A popular jihadist Internet forum has been knocked off the Internet, and counterterrorism experts say it appears it was hacked.
Cybersecurity analysts say the al-Shamukh forum appears to have been taken down by a fairly sophisticated cyberattack that hit not only the website, but the server _ which is the main computer that enables people to access the site over the Internet.
Evan Kohlmann, a counterterrorism expert who tracks jihadist websites as a senior partner with Flashpoint Partners consultancy in New York, described the site as a key al-Qaida propaganda forum.
He said it bounces around between Internet hosts every few months, but has seemingly been allowed to exist as an open secret, possibly allowing a Western government to use it as an intelligence resource.
"These sites can be like spy satellites, they're great ways of gathering information about your adversaries," he said in an interview late Wednesday. "Bringing them down is like shooting at your own spy satellites. But there are others who don't agree with that."

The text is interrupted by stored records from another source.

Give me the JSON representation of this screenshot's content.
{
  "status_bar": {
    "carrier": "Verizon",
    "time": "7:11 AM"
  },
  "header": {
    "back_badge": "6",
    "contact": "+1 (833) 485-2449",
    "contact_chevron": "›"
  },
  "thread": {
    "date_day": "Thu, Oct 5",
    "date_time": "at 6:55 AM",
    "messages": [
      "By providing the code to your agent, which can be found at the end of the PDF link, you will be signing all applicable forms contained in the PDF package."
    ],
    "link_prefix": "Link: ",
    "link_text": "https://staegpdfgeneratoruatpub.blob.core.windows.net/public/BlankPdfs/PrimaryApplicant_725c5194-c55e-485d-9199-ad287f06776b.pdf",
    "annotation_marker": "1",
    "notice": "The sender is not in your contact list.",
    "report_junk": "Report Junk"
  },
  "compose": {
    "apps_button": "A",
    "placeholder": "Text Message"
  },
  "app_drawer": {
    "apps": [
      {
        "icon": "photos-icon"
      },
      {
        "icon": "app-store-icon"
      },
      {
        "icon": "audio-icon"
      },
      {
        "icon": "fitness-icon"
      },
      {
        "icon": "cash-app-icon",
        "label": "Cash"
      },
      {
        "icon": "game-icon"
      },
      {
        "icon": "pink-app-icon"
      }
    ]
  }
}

He said there's been a "struggle behind the scenes" in the U.S. government about whether to allow the site to stay up.
Other cyber experts agreed that the site is a popular jihadist forum.
"The al-Shamukh website had become the most trusted and exclusive haunt for e-jihadists," said Jarret Brachman, a terrorism expert who has spent a decade monitoring al-Qaida's media operations and advises the U.S. government. "If it doesn't come back up soon, the forum's registered members will start migrating to the half a dozen other main forums, all of whom are probably chomping at the bit to replace Shamukh as the pre-eminent al-Qaida forum."
The Defense Department said late Wednesday that it was aware of reports that al-Qaida's Internet operations had been disrupted, but could not comment on the specific incident.
Kohlmann raised the possibility that a government could be behind the website's problems.
If true, this would not be the first time that government officials have sabotaged an al-Qaida website.
U.S. and British officials have acknowledged that British intelligence authorities launched a cyberattack against al-Qaida's English-language Internet magazine, Inspire, taking down directions for bomb-making and replacing them with cupcake recipes.
U.S. authorities had considered knocking the magazine off the Internet but realized it would just go down for a few days, then reappear, according to one U.S. official. The official, who spoke on condition of anonymity because of the sensitivity of the issue, said the U.S. believed it was more productive to keep an eye on the site and glean intelligence from it.
Kohlmann said chatter from another message board known to be frequented by al-Qaida members confirmed that there was a technical problem with the al-Shamukh forum website and that the outage wasn't intentional, such as performing site maintenance.
The fact that the forum wasn't knocked out sooner is revealing. Forcing a website offline can be a relatively easy matter. A so-called denial-of-service attack, which floods a website's servers with enormous amounts of webpage requests is a popular hacking activity. But it apparently wasn't used in this instance. Instead, cyber experts said it was a more complex attack.
Keynote Systems Inc., a San Mateo, Calif.-based company that specializes in measuring Internet and cellphone network response times, confirmed that the site was completely down from 14 cities around the world.
Based on the kind of error the site was giving people who tried to view the site, it is likely that someone stole the domain name and caused traffic to go to the wrong server, or that someone got access to the system and directed it to not return content, said Dan Berkowitz, spokesman for Keynote.
Kohlmann said it appears that the people who control the website were diligent about backing up the content, so it could be back online soon.
NBC News first reported the site was hacked Wednesday.